Reports for the BP-meets-IoT Challenge
The submitted reports are judged on their level of professionalism and originality of the results. The participants are expected to report on a broad range of aspects. The reports will be judged on their completeness of analysis and usefulness for the purpose of a real-life smart environment. Submissions should be made through EasyChair at https://easychair.org/conferences/?conf=bpm2021 where you indicate your submission to be a BP-Meet-IoT submission. A submission should contain a pdf report of at most 25 pages, including figures, using the LNCS/LNBIP format specified by Springer (available for both LaTeX and MS Word). The title should clearly mention the submission is for the Challenge. Appendices may be included, but should only support the main text. All reports submitted should be presented at the workshop (having a registered participant) through a poster. The committee will review the report and select the three best ones to have a presentation of their approach and answer the audience questions in a specific session of the workshop. On the basis of the committee reviews and the opinion of the workshop audience, the winner will be selected.

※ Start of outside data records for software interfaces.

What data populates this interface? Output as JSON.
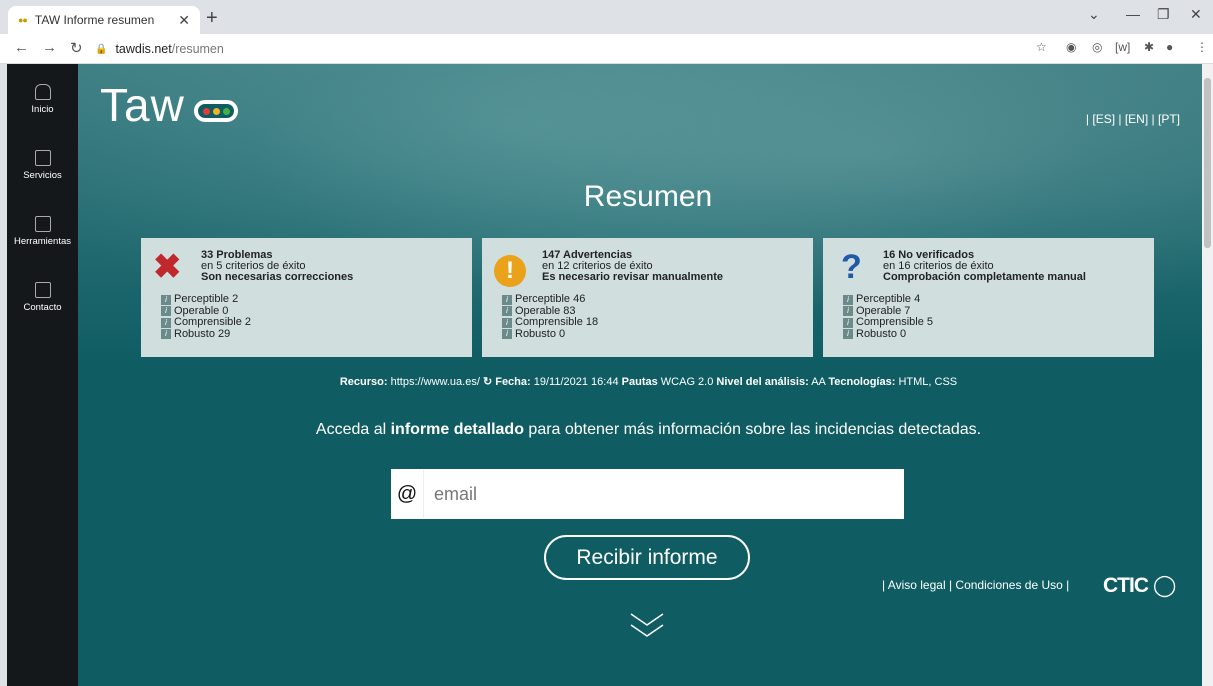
{
  "browser": {
    "tab_title": "TAW Informe resumen",
    "url_host": "tawdis.net",
    "url_path": "/resumen"
  },
  "sidebar": {
    "items": [
      {
        "label": "Inicio"
      },
      {
        "label": "Servicios"
      },
      {
        "label": "Herramientas"
      },
      {
        "label": "Contacto"
      }
    ]
  },
  "header": {
    "logo_text": "Taw",
    "langs": [
      "[ES]",
      "[EN]",
      "[PT]"
    ],
    "title": "Resumen"
  },
  "cards": [
    {
      "icon": "error-cross-icon",
      "count_label": "33 Problemas",
      "criteria": "en 5 criterios de éxito",
      "note": "Son necesarias correcciones",
      "items": [
        "Perceptible 2",
        "Operable 0",
        "Comprensible 2",
        "Robusto 29"
      ]
    },
    {
      "icon": "warning-icon",
      "count_label": "147 Advertencias",
      "criteria": "en 12 criterios de éxito",
      "note": "Es necesario revisar manualmente",
      "items": [
        "Perceptible 46",
        "Operable 83",
        "Comprensible 18",
        "Robusto 0"
      ]
    },
    {
      "icon": "question-icon",
      "count_label": "16 No verificados",
      "criteria": "en 16 criterios de éxito",
      "note": "Comprobación completamente manual",
      "items": [
        "Perceptible 4",
        "Operable 7",
        "Comprensible 5",
        "Robusto 0"
      ]
    }
  ],
  "meta": {
    "recurso_label": "Recurso:",
    "recurso_value": "https://www.ua.es/",
    "fecha_label": "Fecha:",
    "fecha_value": "19/11/2021 16:44",
    "pautas_label": "Pautas",
    "pautas_value": "WCAG 2.0",
    "nivel_label": "Nivel del análisis:",
    "nivel_value": "AA",
    "tec_label": "Tecnologías:",
    "tec_value": "HTML, CSS"
  },
  "cta": {
    "before": "Acceda al ",
    "strong": "informe detallado",
    "after": " para obtener más información sobre las incidencias detectadas."
  },
  "form": {
    "at_symbol": "@",
    "email_placeholder": "email",
    "submit_label": "Recibir informe"
  },
  "footer": {
    "aviso": "Aviso legal",
    "condiciones": "Condiciones de Uso",
    "brand": "CTIC"
  },
  "colors": {
    "page_bg": "#0f5d63",
    "sidebar_bg": "#15181b",
    "card_bg": "#d0dede",
    "error": "#c0282d",
    "warning": "#e9a21a",
    "question": "#1e5aa8"
  }
}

The best papers in the workshop will be invited to a special version of Enterprise Modelling and Information Systems Architectures (EMISAJ) – International Journal of Conceptual Modelling.
Participating in the BP-Meets-IoT Challenge

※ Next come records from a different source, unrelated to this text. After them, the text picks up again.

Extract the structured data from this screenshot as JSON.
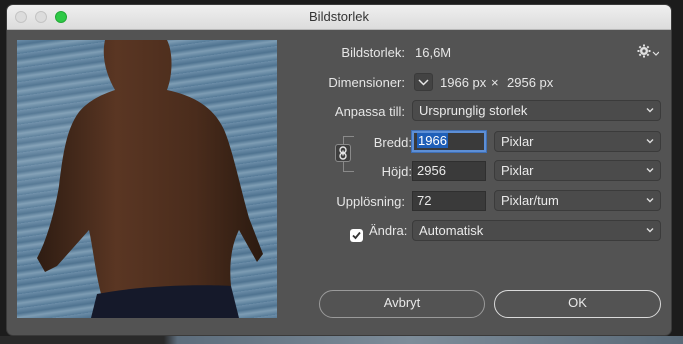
{
  "window": {
    "title": "Bildstorlek"
  },
  "info": {
    "size_label": "Bildstorlek:",
    "size_value": "16,6M",
    "dimensions_label": "Dimensioner:",
    "dim_width": "1966 px",
    "dim_times": "×",
    "dim_height": "2956 px"
  },
  "fit_to": {
    "label": "Anpassa till:",
    "value": "Ursprunglig storlek"
  },
  "width": {
    "label": "Bredd:",
    "value": "1966",
    "unit": "Pixlar"
  },
  "height": {
    "label": "Höjd:",
    "value": "2956",
    "unit": "Pixlar"
  },
  "resolution": {
    "label": "Upplösning:",
    "value": "72",
    "unit": "Pixlar/tum"
  },
  "resample": {
    "label": "Ändra:",
    "checked": true,
    "value": "Automatisk"
  },
  "buttons": {
    "cancel": "Avbryt",
    "ok": "OK"
  },
  "colors": {
    "accent": "#5d8fd6",
    "zoom_button": "#2ec946",
    "panel": "#535353"
  }
}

The 5th edition of the BP-Meets-IoT Workshop launches a challenge aiming at exploring the interplay between the Internet of Things (IoT) and process mining. This year's challenge focuses on smart environments. It provides participants with a realistic set of logs of a smart home and challenges them to analyze these logs focusing on extracting habits and other unique insights on the personal process(es) of the home inhabitants. Please, download here the complete description of datasets.
The challenge provides a set of datasets that describe habits, activities and actions performed by humans inside a physical environment, together with the sensor measurements detected. These dataset are organized according to three different scenarios which cover three consecutive weeks, starting on a Monday and concluding on a Sunday.
We strongly encourage participants to use any tools, techniques, methods at their disposal. There is no need to restrict to open-source tools; proprietary tools as well as techniques developed or implemented specifically for this challenge are also welcome.
The challenge is quite open. The main question to be answered is whether there is a collection of process models which together properly describe the habits of the inhabitants. Any collection of models that together explain the habits of all the inhabitants is appreciated. In addition, details on the habits and inhabitants which can be derived from the dataset, for each of the three scenarios, contribute to the completeness of the answer.
Any participant team can apply to the challenge, including Bachelor, Master and PhD students, as well as academics and professionals, also in teams (of any composition) to show their skills in analyzing habits and demonstrating how process mining can be applied in smart environments.
Program Committee (TBC)
- Andrea Marrella, Sapienza Università di Roma, Italy
- Zakaria Maamar, Zayed University, Dubai, UAE
- Vicente Pelechano, Universitat Politècnica de València, Spain
- Manfred Reichert, University of Ulm, Germany
- Andreas Oberweis, Karlsruhe Institute of Technology, Germany
- Matthias Weidlich, Humboldt-Universität zu Berlin, Germany
- Pnina Soffer, University of Haifa, Israel
- Felix Mannhardt, SINTEF Digital, Norway
- Udo Kannengießer, Compunity GmbH, Germany
- Mathias Weske, Hasso-Plattner-Institut at the University of Potsdam, Germany
- Sylvain Cherrier, University Marne-la-Vallée, France
- Jianwen Su, University of California at Santa Barbara, USA
- Christian Janiesch, University of Wurzburg, Germany